With so much complexity going on behind the scenes, Live Labs developers were looking for a way to isolate processes that should not be allowed to communicate directly, if at all, with each other. The key is to virtualize each component to more tightly control what it can do to other components or what they could do to it. Thus the term ‘sandbox.’
Although Microsoft is urging developers to put the Web Sandbox through its paces and try to break through its security, officials are not recommending that anyone build production Web sites with it yet. It’s still under development.
Still, Microsoft is pushing to get Web developers to try to break Web Sandbox’s code in order to strengthen its protection.

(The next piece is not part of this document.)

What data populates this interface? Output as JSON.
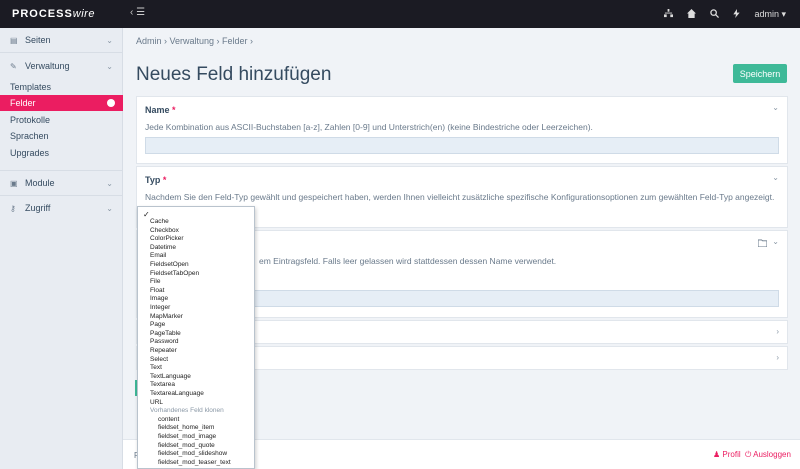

That, says Gartner’s Valdez, is laudable but not a big deal. “It can help the cause, so to speak, but I don’t think it represents a major strategy shift for Microsoft,” he added.
Microsoft started up Live Labs almost exactly three years ago as a move “to enable rapid innovations of Internet technologies,” according to the organization’s charter.
“Part of the Microsoft Live Labs core mission is to test the validity of new technologies and models with end users. Feedback from web developers and website users allows Live Labs to define, refine, and potentially implement appropriate security related changes in the web environment,” a Live Labs spokesperson said in a statement e-mailed to InternetNews.com.